There can be no denying that Euro 96 was a wonderful tournament to be an England fan. It was mainly because of the dross served up since Italia 90 up to and including half time against Scotland that made what happened in the following 10 days or so feel so special. This was a country celebrating not being world beaters but not being entirely shit either. Those ten minutes against Holland remain burnt onto the retina as being a moment when pre match optimism seemed delightfully negative. Sport is full of who knows and what ifs. It's what makes remembering events from 20 years ago such a bittersweet experience. But to gloss over the past is damaging and makes our memories less valid.
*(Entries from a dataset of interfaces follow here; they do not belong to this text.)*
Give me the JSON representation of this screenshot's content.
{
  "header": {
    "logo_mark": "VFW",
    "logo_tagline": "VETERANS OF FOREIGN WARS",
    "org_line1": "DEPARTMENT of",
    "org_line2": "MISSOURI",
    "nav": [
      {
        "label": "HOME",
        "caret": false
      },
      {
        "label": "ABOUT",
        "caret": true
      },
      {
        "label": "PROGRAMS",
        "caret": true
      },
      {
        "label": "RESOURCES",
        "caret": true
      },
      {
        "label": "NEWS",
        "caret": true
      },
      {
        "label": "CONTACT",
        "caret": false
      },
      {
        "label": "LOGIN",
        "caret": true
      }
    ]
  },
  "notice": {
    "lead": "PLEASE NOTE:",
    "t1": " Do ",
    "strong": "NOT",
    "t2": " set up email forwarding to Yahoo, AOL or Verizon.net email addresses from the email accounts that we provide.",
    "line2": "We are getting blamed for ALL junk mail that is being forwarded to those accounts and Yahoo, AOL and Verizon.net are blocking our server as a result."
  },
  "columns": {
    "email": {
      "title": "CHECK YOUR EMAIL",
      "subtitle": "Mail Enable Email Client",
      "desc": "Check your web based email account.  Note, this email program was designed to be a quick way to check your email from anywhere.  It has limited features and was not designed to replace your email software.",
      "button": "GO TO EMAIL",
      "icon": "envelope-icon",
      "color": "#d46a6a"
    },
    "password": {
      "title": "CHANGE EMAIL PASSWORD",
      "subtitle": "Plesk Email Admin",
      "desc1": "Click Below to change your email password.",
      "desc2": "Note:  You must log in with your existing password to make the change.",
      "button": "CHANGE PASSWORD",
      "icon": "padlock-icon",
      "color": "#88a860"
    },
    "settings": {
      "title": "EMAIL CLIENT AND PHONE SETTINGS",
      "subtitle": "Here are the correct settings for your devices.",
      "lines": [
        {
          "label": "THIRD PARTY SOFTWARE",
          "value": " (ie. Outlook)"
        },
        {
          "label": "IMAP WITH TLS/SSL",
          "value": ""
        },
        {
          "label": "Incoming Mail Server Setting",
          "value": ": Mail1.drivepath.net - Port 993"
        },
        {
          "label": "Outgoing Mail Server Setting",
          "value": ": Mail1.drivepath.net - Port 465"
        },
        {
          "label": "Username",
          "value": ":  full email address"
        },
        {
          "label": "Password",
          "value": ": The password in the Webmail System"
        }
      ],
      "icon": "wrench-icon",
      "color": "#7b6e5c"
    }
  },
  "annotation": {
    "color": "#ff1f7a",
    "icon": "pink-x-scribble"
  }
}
If Italia 90 was the start of football's image rehabilitation then Euro 96 and Three Lions was the last piece of the jigsaw. Within a year of Southgate's penalty miss we had New Labour in power. A repackaged working class product sold to the middle classes in an acceptable form. Just like the Premiership. After Venables, England went for their own Tony Blair figure in the form of Glenn Hoddle, a young, confident purveyor of vaguely Christian-bollock-speak. When Diana died, Michael Owen filled the void. When England shellacked Germany in 2001, the possibilities for the national side seemed limitless. 10 days later was 9/11 and England sneaked almost apologetically into the World Cup thanks to a 93rd minute free kick from David Beckham against those titans of European football, Greece.
And just as we flexed our shoulders on the world stage and pretended to be a minor superpower, so our footballers went to tournaments and did likewise. We have only won one football tournament and that was down to a home draw and a beneficial linesman decision. 1966 was the start of something awful in this country’s psyche, the beginning of a national obsession, the idea that our optimism could somehow manifest itself in the England team not being rubbish at football, that Johnny Foreigner could be subdued with rolled up sleeves and robust tackles, that the only thing that stopped us winning trophies was corrupt officialdom, foreign underhandedness and just darned poor luck.

It wasn’t just a patriotic short sighted devotion to our national team that was born in 1966, David Cameron was too. And if you can draw a comparison between an overpaid, undertalented, PR obsessed loser like him and Roy’s lads then you’re a better man than I.

We’ll come second in the group and lose to Portugal on penalties. But I'm more worried about Brexit in the group stage.